WORK TASK -> The result should be an exact copy of the data, free of pictures.

Page and application data records:
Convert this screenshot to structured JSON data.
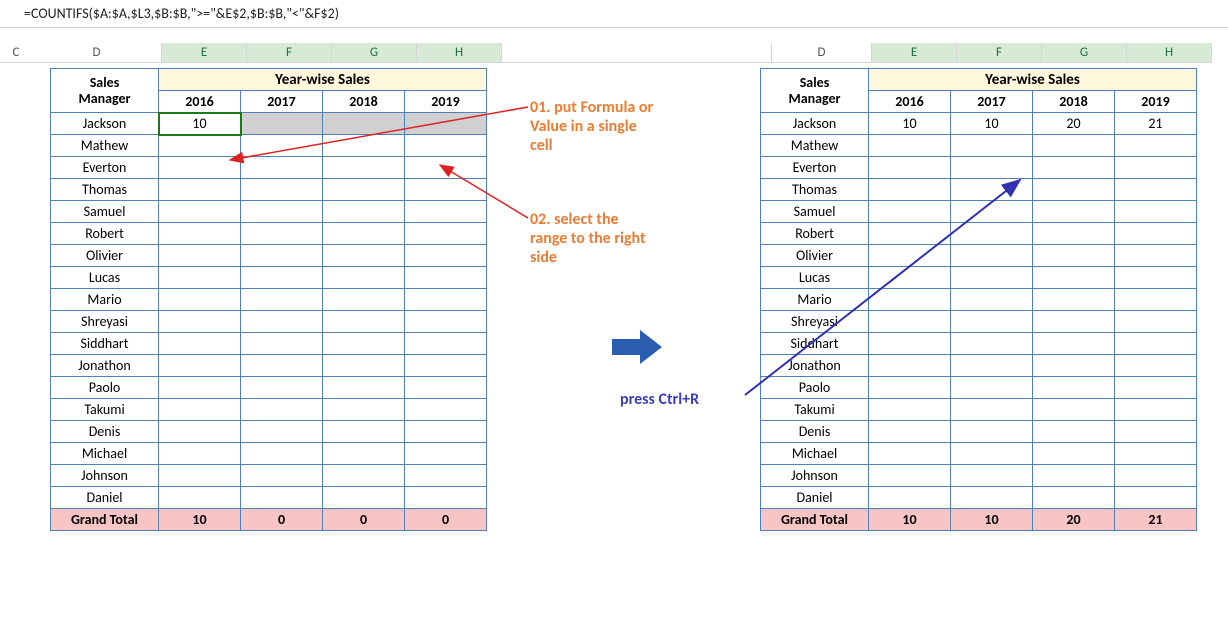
{
  "formula": "=COUNTIFS($A:$A,$L3,$B:$B,\">=\"&E$2,$B:$B,\"<\"&F$2)",
  "colHeaders": {
    "left": [
      "C",
      "D",
      "E",
      "F",
      "G",
      "H"
    ],
    "right": [
      "D",
      "E",
      "F",
      "G",
      "H"
    ]
  },
  "leftTable": {
    "yearHeader": "Year-wise Sales",
    "mgrHeader1": "Sales",
    "mgrHeader2": "Manager",
    "years": [
      "2016",
      "2017",
      "2018",
      "2019"
    ],
    "rows": [
      {
        "name": "Jackson",
        "vals": [
          "10",
          "",
          "",
          ""
        ],
        "selected": true
      },
      {
        "name": "Mathew",
        "vals": [
          "",
          "",
          "",
          ""
        ]
      },
      {
        "name": "Everton",
        "vals": [
          "",
          "",
          "",
          ""
        ]
      },
      {
        "name": "Thomas",
        "vals": [
          "",
          "",
          "",
          ""
        ]
      },
      {
        "name": "Samuel",
        "vals": [
          "",
          "",
          "",
          ""
        ]
      },
      {
        "name": "Robert",
        "vals": [
          "",
          "",
          "",
          ""
        ]
      },
      {
        "name": "Olivier",
        "vals": [
          "",
          "",
          "",
          ""
        ]
      },
      {
        "name": "Lucas",
        "vals": [
          "",
          "",
          "",
          ""
        ]
      },
      {
        "name": "Mario",
        "vals": [
          "",
          "",
          "",
          ""
        ]
      },
      {
        "name": "Shreyasi",
        "vals": [
          "",
          "",
          "",
          ""
        ]
      },
      {
        "name": "Siddhart",
        "vals": [
          "",
          "",
          "",
          ""
        ]
      },
      {
        "name": "Jonathon",
        "vals": [
          "",
          "",
          "",
          ""
        ]
      },
      {
        "name": "Paolo",
        "vals": [
          "",
          "",
          "",
          ""
        ]
      },
      {
        "name": "Takumi",
        "vals": [
          "",
          "",
          "",
          ""
        ]
      },
      {
        "name": "Denis",
        "vals": [
          "",
          "",
          "",
          ""
        ]
      },
      {
        "name": "Michael",
        "vals": [
          "",
          "",
          "",
          ""
        ]
      },
      {
        "name": "Johnson",
        "vals": [
          "",
          "",
          "",
          ""
        ]
      },
      {
        "name": "Daniel",
        "vals": [
          "",
          "",
          "",
          ""
        ]
      }
    ],
    "grandTotal": {
      "label": "Grand Total",
      "vals": [
        "10",
        "0",
        "0",
        "0"
      ]
    }
  },
  "rightTable": {
    "yearHeader": "Year-wise Sales",
    "mgrHeader1": "Sales",
    "mgrHeader2": "Manager",
    "years": [
      "2016",
      "2017",
      "2018",
      "2019"
    ],
    "rows": [
      {
        "name": "Jackson",
        "vals": [
          "10",
          "10",
          "20",
          "21"
        ]
      },
      {
        "name": "Mathew",
        "vals": [
          "",
          "",
          "",
          ""
        ]
      },
      {
        "name": "Everton",
        "vals": [
          "",
          "",
          "",
          ""
        ]
      },
      {
        "name": "Thomas",
        "vals": [
          "",
          "",
          "",
          ""
        ]
      },
      {
        "name": "Samuel",
        "vals": [
          "",
          "",
          "",
          ""
        ]
      },
      {
        "name": "Robert",
        "vals": [
          "",
          "",
          "",
          ""
        ]
      },
      {
        "name": "Olivier",
        "vals": [
          "",
          "",
          "",
          ""
        ]
      },
      {
        "name": "Lucas",
        "vals": [
          "",
          "",
          "",
          ""
        ]
      },
      {
        "name": "Mario",
        "vals": [
          "",
          "",
          "",
          ""
        ]
      },
      {
        "name": "Shreyasi",
        "vals": [
          "",
          "",
          "",
          ""
        ]
      },
      {
        "name": "Siddhart",
        "vals": [
          "",
          "",
          "",
          ""
        ]
      },
      {
        "name": "Jonathon",
        "vals": [
          "",
          "",
          "",
          ""
        ]
      },
      {
        "name": "Paolo",
        "vals": [
          "",
          "",
          "",
          ""
        ]
      },
      {
        "name": "Takumi",
        "vals": [
          "",
          "",
          "",
          ""
        ]
      },
      {
        "name": "Denis",
        "vals": [
          "",
          "",
          "",
          ""
        ]
      },
      {
        "name": "Michael",
        "vals": [
          "",
          "",
          "",
          ""
        ]
      },
      {
        "name": "Johnson",
        "vals": [
          "",
          "",
          "",
          ""
        ]
      },
      {
        "name": "Daniel",
        "vals": [
          "",
          "",
          "",
          ""
        ]
      }
    ],
    "grandTotal": {
      "label": "Grand Total",
      "vals": [
        "10",
        "10",
        "20",
        "21"
      ]
    }
  },
  "annotations": {
    "a01_l1": "01. put Formula or",
    "a01_l2": "Value in a single",
    "a01_l3": "cell",
    "a02_l1": "02. select the",
    "a02_l2": "range to the right",
    "a02_l3": "side",
    "pressCtrlR": "press Ctrl+R"
  }
}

TASK RESPONSE ->
Convert this screenshot to structured JSON data.
{
  "formula": "=COUNTIFS($A:$A,$L3,$B:$B,\">=\"&E$2,$B:$B,\"<\"&F$2)",
  "colHeaders": {
    "left": [
      "C",
      "D",
      "E",
      "F",
      "G",
      "H"
    ],
    "right": [
      "D",
      "E",
      "F",
      "G",
      "H"
    ]
  },
  "leftTable": {
    "yearHeader": "Year-wise Sales",
    "mgrHeader1": "Sales",
    "mgrHeader2": "Manager",
    "years": [
      "2016",
      "2017",
      "2018",
      "2019"
    ],
    "rows": [
      {
        "name": "Jackson",
        "vals": [
          "10",
          "",
          "",
          ""
        ],
        "selected": true
      },
      {
        "name": "Mathew",
        "vals": [
          "",
          "",
          "",
          ""
        ]
      },
      {
        "name": "Everton",
        "vals": [
          "",
          "",
          "",
          ""
        ]
      },
      {
        "name": "Thomas",
        "vals": [
          "",
          "",
          "",
          ""
        ]
      },
      {
        "name": "Samuel",
        "vals": [
          "",
          "",
          "",
          ""
        ]
      },
      {
        "name": "Robert",
        "vals": [
          "",
          "",
          "",
          ""
        ]
      },
      {
        "name": "Olivier",
        "vals": [
          "",
          "",
          "",
          ""
        ]
      },
      {
        "name": "Lucas",
        "vals": [
          "",
          "",
          "",
          ""
        ]
      },
      {
        "name": "Mario",
        "vals": [
          "",
          "",
          "",
          ""
        ]
      },
      {
        "name": "Shreyasi",
        "vals": [
          "",
          "",
          "",
          ""
        ]
      },
      {
        "name": "Siddhart",
        "vals": [
          "",
          "",
          "",
          ""
        ]
      },
      {
        "name": "Jonathon",
        "vals": [
          "",
          "",
          "",
          ""
        ]
      },
      {
        "name": "Paolo",
        "vals": [
          "",
          "",
          "",
          ""
        ]
      },
      {
        "name": "Takumi",
        "vals": [
          "",
          "",
          "",
          ""
        ]
      },
      {
        "name": "Denis",
        "vals": [
          "",
          "",
          "",
          ""
        ]
      },
      {
        "name": "Michael",
        "vals": [
          "",
          "",
          "",
          ""
        ]
      },
      {
        "name": "Johnson",
        "vals": [
          "",
          "",
          "",
          ""
        ]
      },
      {
        "name": "Daniel",
        "vals": [
          "",
          "",
          "",
          ""
        ]
      }
    ],
    "grandTotal": {
      "label": "Grand Total",
      "vals": [
        "10",
        "0",
        "0",
        "0"
      ]
    }
  },
  "rightTable": {
    "yearHeader": "Year-wise Sales",
    "mgrHeader1": "Sales",
    "mgrHeader2": "Manager",
    "years": [
      "2016",
      "2017",
      "2018",
      "2019"
    ],
    "rows": [
      {
        "name": "Jackson",
        "vals": [
          "10",
          "10",
          "20",
          "21"
        ]
      },
      {
        "name": "Mathew",
        "vals": [
          "",
          "",
          "",
          ""
        ]
      },
      {
        "name": "Everton",
        "vals": [
          "",
          "",
          "",
          ""
        ]
      },
      {
        "name": "Thomas",
        "vals": [
          "",
          "",
          "",
          ""
        ]
      },
      {
        "name": "Samuel",
        "vals": [
          "",
          "",
          "",
          ""
        ]
      },
      {
        "name": "Robert",
        "vals": [
          "",
          "",
          "",
          ""
        ]
      },
      {
        "name": "Olivier",
        "vals": [
          "",
          "",
          "",
          ""
        ]
      },
      {
        "name": "Lucas",
        "vals": [
          "",
          "",
          "",
          ""
        ]
      },
      {
        "name": "Mario",
        "vals": [
          "",
          "",
          "",
          ""
        ]
      },
      {
        "name": "Shreyasi",
        "vals": [
          "",
          "",
          "",
          ""
        ]
      },
      {
        "name": "Siddhart",
        "vals": [
          "",
          "",
          "",
          ""
        ]
      },
      {
        "name": "Jonathon",
        "vals": [
          "",
          "",
          "",
          ""
        ]
      },
      {
        "name": "Paolo",
        "vals": [
          "",
          "",
          "",
          ""
        ]
      },
      {
        "name": "Takumi",
        "vals": [
          "",
          "",
          "",
          ""
        ]
      },
      {
        "name": "Denis",
        "vals": [
          "",
          "",
          "",
          ""
        ]
      },
      {
        "name": "Michael",
        "vals": [
          "",
          "",
          "",
          ""
        ]
      },
      {
        "name": "Johnson",
        "vals": [
          "",
          "",
          "",
          ""
        ]
      },
      {
        "name": "Daniel",
        "vals": [
          "",
          "",
          "",
          ""
        ]
      }
    ],
    "grandTotal": {
      "label": "Grand Total",
      "vals": [
        "10",
        "10",
        "20",
        "21"
      ]
    }
  },
  "annotations": {
    "a01_l1": "01. put Formula or",
    "a01_l2": "Value in a single",
    "a01_l3": "cell",
    "a02_l1": "02. select the",
    "a02_l2": "range to the right",
    "a02_l3": "side",
    "pressCtrlR": "press Ctrl+R"
  }
}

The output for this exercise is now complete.